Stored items
◆ ◆ ◆

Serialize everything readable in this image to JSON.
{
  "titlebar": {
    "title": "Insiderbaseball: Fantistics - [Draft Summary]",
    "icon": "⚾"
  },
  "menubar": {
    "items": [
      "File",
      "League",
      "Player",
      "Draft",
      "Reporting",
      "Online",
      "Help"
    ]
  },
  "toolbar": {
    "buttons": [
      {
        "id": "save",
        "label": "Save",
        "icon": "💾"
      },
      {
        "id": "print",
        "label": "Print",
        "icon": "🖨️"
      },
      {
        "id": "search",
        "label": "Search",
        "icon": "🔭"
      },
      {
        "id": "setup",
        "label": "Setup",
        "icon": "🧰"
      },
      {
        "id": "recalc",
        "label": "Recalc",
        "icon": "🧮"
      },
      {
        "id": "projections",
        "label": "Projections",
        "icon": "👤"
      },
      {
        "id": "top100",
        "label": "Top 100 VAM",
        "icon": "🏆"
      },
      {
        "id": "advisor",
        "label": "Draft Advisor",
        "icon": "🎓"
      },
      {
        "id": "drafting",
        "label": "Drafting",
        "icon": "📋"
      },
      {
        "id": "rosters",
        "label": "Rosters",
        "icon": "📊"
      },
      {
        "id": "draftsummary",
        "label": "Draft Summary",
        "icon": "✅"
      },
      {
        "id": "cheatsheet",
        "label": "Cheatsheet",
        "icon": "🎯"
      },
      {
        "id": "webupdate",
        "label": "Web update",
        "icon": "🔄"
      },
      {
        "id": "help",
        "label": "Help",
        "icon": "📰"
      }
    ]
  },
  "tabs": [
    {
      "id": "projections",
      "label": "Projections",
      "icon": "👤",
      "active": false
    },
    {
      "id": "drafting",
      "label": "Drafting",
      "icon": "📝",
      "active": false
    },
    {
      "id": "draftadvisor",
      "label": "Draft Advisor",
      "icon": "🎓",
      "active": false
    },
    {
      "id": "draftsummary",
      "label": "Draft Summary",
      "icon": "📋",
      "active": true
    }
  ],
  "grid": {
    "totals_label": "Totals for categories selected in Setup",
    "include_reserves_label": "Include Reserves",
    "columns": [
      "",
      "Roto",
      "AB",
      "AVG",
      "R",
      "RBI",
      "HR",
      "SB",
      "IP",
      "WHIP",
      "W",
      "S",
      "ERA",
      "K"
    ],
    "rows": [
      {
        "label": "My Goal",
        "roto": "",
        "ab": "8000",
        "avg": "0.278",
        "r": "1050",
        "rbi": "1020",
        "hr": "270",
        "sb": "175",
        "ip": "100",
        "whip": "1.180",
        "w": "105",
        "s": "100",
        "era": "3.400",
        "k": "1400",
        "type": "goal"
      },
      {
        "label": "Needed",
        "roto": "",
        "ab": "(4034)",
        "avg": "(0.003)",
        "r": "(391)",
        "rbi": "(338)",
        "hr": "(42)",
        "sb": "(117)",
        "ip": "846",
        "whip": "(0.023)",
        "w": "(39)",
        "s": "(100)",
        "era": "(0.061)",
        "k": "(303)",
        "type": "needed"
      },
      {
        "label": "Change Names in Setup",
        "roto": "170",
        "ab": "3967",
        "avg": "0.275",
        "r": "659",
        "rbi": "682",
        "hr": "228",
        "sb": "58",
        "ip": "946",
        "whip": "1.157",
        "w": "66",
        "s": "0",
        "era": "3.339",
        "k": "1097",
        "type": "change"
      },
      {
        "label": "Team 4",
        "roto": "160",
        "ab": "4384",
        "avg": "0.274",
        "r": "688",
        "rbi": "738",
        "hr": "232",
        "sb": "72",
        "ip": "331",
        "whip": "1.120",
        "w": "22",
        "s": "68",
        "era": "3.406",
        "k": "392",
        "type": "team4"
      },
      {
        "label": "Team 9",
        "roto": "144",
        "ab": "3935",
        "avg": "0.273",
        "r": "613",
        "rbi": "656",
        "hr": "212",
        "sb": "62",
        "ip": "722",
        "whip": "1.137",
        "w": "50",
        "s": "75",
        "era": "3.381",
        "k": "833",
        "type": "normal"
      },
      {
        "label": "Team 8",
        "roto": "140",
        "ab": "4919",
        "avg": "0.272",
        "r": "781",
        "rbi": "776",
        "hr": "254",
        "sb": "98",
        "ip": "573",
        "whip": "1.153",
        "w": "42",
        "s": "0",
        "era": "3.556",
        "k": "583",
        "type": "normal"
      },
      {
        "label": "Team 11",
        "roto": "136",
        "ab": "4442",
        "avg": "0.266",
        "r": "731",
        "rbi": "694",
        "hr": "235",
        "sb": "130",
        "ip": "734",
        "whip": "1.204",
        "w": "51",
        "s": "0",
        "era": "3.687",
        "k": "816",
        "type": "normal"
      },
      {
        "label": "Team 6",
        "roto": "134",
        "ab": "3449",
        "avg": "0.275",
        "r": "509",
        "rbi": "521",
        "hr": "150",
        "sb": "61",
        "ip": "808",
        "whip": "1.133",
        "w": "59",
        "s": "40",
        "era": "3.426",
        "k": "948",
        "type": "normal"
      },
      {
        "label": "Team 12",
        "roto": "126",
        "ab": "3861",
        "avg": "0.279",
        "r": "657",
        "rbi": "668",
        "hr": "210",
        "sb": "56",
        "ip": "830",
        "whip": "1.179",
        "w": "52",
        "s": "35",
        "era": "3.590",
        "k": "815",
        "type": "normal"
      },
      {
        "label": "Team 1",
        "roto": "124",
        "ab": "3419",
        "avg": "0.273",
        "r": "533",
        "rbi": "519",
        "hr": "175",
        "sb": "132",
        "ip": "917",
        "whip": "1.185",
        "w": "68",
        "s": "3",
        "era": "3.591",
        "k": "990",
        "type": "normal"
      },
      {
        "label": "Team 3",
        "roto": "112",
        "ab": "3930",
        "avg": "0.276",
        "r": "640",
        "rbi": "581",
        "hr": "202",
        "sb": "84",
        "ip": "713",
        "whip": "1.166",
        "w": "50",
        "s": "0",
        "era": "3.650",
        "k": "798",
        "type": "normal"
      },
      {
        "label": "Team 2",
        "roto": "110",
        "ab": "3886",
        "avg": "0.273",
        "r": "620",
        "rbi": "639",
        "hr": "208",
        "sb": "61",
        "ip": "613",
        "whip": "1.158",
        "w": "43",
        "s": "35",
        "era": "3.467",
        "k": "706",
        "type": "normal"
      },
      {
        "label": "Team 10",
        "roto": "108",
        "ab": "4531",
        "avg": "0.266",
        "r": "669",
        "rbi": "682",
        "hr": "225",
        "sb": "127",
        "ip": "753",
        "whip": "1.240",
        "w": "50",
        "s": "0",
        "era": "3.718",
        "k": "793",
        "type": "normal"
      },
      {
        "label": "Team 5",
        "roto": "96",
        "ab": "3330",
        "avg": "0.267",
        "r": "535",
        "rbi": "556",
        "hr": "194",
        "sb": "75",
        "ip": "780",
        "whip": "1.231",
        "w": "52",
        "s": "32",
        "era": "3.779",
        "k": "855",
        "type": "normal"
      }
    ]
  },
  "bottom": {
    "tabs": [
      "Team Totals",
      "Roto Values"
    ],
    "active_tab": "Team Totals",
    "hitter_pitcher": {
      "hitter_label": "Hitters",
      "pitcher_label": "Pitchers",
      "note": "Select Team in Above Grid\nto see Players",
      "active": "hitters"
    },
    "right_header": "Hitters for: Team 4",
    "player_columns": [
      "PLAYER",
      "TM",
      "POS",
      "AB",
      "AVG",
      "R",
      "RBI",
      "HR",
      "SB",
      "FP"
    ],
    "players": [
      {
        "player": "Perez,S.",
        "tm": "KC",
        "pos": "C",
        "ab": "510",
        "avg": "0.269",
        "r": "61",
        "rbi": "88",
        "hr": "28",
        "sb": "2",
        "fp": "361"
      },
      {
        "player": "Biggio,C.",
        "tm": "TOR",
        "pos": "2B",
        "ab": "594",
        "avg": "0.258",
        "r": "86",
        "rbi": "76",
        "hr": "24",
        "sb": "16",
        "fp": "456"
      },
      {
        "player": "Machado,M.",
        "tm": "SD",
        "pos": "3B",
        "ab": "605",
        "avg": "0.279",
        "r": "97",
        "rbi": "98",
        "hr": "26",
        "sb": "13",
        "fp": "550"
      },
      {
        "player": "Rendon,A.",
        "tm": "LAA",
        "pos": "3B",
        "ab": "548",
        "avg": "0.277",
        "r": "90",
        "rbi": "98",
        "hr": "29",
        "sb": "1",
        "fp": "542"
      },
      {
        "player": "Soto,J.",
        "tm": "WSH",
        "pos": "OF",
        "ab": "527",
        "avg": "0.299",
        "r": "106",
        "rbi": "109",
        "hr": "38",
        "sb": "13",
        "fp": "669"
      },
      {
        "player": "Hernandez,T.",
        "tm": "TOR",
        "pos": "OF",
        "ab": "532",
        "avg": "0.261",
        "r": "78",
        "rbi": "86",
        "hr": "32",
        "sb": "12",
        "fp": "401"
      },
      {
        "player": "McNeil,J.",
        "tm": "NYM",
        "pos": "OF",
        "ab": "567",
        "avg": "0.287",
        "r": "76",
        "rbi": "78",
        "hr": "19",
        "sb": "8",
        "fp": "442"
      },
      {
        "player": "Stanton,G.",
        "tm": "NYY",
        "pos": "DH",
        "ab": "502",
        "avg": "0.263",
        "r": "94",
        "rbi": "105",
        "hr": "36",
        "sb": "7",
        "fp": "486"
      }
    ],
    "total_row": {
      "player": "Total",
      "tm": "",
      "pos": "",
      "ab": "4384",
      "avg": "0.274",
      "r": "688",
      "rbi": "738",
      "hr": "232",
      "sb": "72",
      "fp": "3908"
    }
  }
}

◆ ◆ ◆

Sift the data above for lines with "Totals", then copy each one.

    "totals_label": "Totals for categories selected in Setup",
      "Team Totals",
    "active_tab": "Team Totals",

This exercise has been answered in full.